“No owner of any animal or person having control of any animal shall allow such animal to enter into any barber shops or establishments for the practice of hairdressing or beauty culture.”

Law: Black cats must wear bells on Friday the 13th.

State: Indiana

The citizens of French Lick Springs were so stricken with triskaidekaphobia (fear of Friday the 13th) that they passed this law in 1939. Three years later, The New York Times wrote about it:

“All black cats in this municipality will wear bells on Friday, the 13th, by municipal decree, as a war measure to alleviate mental strain upon the populace. The practice was introduced on Friday, Oct. 13, 1939, and enforced on all fateful Fridays since, except last year, when a number of minor mishaps occurred.”

No word what happened that year, but in the decades since, it appears as if the cats have won. This law is no longer on the books.

Law: It is illegal to sell a dog’s or cat’s excess hair.

State: Delaware

Groomers in the First State better throw excess hair and fur away. If they try something funny with it, they may be in violation of the state’s criminal code:

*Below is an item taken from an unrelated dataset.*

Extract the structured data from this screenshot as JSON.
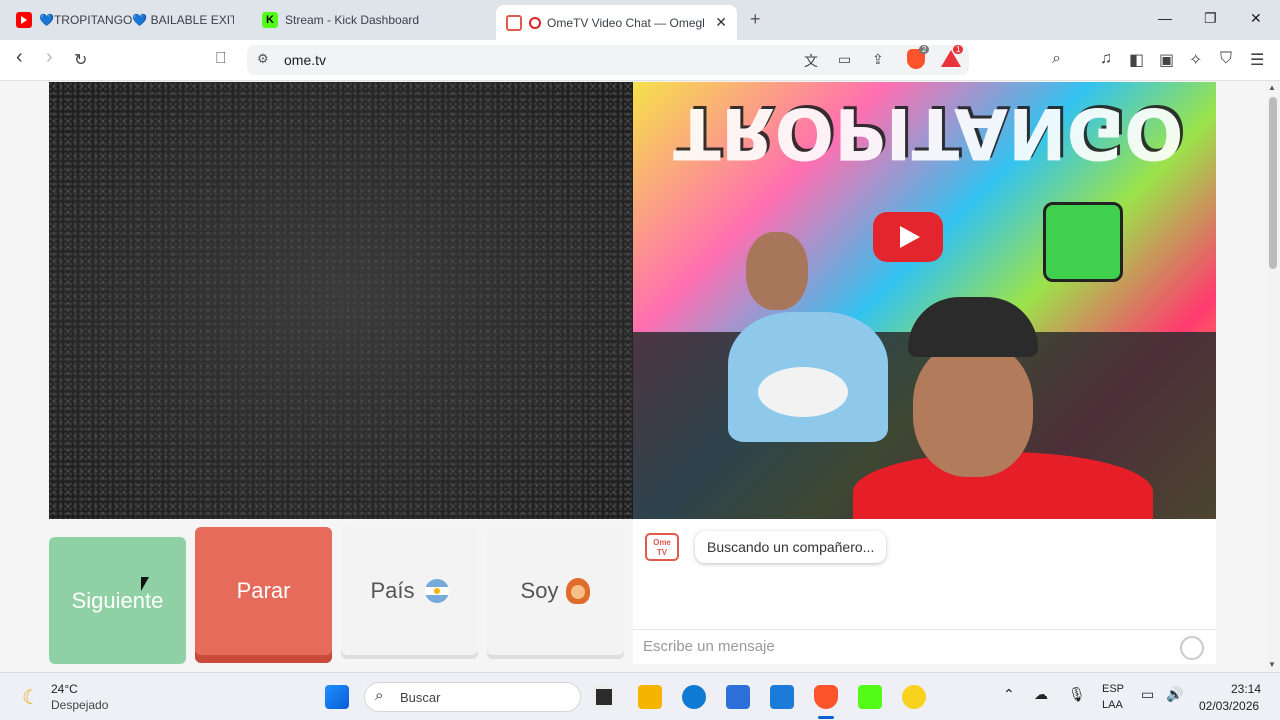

“A person is guilty of the unlawful trade in dog or cat by-products in the second degree if the person knowingly or recklessly sells, barters or offers for sale or barter, the fur or hair of a domestic dog or cat.”

It appears this law is meant to protect pets from people using their fur to make things (and protect consumers who don’t want cat-fur blankets) but it’s worded in such a way that it makes it sound like fur collecting is a major problem in Delaware, which is pretty weird.

Law: Goldfish may not be given away to entice someone to enter a game of bingo.

State: Georgia

A lot of people play bingo for money or fun, but if you know someone who’s taken home a goldfish, know that they weren’t playing in Athens-Clarke County, Georgia. Per its code of ordinances:

“No person in Athens-Clarke County shall give away any live animal, fish, reptile or bird as a prize for, or as an inducement to enter, any contest, game, or other competition, or as an inducement to enter a place of amusement, or offer such animal as an incentive to enter into any business agreement whereby the offer was for the purpose of attracting trade.”

In an interview, County Commissioner Kelly Girtz said the law remains on the books because it’s meant to protect against things like dog fighting, but the interpretation of the law the internet has run with is: no goldfish for bingo winners.